Search the data for "axis". Return each matching line.

═══

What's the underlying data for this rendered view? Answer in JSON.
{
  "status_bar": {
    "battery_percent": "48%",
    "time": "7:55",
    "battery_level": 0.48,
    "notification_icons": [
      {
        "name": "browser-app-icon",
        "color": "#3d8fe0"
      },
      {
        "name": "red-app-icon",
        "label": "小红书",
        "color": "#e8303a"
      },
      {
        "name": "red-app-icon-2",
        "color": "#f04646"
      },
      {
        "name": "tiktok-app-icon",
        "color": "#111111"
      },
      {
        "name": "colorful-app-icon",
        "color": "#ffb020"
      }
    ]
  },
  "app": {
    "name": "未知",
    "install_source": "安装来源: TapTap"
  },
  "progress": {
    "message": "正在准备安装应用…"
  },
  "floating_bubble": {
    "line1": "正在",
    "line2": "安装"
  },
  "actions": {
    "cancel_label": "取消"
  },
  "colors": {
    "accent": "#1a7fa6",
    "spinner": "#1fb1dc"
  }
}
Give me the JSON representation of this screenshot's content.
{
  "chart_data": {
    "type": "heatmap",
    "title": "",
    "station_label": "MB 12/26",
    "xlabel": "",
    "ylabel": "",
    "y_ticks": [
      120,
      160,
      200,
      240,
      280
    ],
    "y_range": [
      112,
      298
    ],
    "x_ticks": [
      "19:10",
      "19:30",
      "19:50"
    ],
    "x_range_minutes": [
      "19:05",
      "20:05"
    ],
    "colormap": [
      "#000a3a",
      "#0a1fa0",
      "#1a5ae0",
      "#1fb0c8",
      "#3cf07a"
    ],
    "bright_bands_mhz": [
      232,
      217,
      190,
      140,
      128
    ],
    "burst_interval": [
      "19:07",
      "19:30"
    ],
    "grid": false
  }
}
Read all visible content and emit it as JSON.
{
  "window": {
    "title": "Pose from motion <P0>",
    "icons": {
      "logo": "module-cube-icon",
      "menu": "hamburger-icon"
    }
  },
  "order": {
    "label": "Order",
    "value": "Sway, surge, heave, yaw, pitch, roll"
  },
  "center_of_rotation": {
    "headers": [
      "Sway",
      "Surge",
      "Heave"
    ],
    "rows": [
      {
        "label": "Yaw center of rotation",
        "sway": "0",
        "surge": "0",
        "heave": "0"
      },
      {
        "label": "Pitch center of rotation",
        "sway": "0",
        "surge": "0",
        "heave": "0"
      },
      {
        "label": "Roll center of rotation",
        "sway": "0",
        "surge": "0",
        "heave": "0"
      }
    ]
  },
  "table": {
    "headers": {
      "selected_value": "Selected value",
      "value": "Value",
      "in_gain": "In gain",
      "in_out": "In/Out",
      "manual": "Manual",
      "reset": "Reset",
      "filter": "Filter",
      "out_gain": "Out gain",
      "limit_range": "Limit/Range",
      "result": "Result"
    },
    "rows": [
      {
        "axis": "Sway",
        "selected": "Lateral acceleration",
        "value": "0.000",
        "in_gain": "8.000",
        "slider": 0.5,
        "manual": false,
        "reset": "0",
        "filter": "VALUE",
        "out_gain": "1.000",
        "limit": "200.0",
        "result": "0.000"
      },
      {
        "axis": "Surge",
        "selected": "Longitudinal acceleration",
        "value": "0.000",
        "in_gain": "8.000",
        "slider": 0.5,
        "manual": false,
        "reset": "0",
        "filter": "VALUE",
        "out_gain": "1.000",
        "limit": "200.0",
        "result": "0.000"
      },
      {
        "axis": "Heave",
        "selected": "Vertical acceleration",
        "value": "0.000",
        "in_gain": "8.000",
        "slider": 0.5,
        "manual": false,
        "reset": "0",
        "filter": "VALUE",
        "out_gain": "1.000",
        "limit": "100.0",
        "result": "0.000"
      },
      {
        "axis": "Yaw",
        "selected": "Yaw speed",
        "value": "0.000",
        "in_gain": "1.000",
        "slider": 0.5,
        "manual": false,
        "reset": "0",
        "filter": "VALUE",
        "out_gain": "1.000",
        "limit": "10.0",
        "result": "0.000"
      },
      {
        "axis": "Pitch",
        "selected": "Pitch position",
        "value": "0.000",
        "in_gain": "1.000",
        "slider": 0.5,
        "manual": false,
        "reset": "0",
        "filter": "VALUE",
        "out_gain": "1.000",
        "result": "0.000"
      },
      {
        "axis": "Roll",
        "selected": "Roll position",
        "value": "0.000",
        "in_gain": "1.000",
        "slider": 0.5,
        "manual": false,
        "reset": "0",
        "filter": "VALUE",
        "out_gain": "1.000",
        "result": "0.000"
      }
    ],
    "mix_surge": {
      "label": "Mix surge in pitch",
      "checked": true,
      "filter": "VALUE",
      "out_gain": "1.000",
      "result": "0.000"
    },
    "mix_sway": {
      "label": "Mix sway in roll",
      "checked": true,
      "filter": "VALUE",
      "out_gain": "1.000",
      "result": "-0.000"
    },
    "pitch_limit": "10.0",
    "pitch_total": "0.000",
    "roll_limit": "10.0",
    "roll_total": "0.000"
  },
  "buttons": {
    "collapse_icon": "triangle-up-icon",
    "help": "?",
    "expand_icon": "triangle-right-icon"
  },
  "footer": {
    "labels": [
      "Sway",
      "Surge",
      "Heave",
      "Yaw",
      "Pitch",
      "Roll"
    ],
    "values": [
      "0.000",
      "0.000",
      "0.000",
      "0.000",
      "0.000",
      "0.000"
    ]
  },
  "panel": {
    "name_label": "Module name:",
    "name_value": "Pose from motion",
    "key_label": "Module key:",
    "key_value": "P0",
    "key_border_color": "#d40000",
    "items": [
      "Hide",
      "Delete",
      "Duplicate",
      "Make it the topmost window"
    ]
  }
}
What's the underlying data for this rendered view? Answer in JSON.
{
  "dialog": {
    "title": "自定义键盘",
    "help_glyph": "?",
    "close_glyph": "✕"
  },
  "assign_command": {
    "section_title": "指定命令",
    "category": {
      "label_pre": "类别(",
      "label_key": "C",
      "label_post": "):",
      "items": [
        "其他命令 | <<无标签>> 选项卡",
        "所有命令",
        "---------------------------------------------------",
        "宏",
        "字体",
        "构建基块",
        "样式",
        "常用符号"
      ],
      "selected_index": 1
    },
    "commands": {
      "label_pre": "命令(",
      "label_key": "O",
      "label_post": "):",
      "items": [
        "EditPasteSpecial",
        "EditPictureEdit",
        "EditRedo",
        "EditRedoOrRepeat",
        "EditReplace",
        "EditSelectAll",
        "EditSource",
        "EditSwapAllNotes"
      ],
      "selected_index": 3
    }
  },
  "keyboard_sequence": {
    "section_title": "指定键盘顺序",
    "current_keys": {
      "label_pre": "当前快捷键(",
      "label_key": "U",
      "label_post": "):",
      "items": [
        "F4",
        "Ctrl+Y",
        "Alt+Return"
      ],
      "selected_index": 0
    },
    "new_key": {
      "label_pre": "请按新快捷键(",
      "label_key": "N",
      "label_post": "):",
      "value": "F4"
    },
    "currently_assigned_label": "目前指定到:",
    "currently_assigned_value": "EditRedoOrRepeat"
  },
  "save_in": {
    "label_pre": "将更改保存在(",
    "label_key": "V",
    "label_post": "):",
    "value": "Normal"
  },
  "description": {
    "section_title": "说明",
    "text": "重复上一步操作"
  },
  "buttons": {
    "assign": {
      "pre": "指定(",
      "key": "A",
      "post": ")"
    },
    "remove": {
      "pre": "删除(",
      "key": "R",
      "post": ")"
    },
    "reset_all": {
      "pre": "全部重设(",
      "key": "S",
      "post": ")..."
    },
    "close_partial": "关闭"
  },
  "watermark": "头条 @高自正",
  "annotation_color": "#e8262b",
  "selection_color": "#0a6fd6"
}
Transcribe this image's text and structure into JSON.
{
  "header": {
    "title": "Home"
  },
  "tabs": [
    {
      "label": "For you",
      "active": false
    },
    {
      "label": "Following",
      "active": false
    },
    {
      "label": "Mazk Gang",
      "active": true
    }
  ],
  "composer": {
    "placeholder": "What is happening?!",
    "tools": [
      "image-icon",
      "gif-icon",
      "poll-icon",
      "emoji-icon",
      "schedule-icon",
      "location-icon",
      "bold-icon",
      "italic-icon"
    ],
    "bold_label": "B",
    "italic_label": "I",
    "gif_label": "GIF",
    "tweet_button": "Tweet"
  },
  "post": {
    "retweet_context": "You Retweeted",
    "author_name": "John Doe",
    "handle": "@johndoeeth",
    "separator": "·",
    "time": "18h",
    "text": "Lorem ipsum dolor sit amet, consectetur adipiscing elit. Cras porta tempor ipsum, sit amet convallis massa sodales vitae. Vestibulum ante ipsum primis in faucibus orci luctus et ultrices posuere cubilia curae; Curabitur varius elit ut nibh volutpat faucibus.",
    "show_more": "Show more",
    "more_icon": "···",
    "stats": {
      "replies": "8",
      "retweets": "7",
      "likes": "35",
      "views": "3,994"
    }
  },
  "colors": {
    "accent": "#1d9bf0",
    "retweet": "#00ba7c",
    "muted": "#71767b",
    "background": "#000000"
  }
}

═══

RESPONSE AREA:
        "axis": "Sway",
        "axis": "Surge",
        "axis": "Heave",
        "axis": "Yaw",
        "axis": "Pitch",
        "axis": "Roll",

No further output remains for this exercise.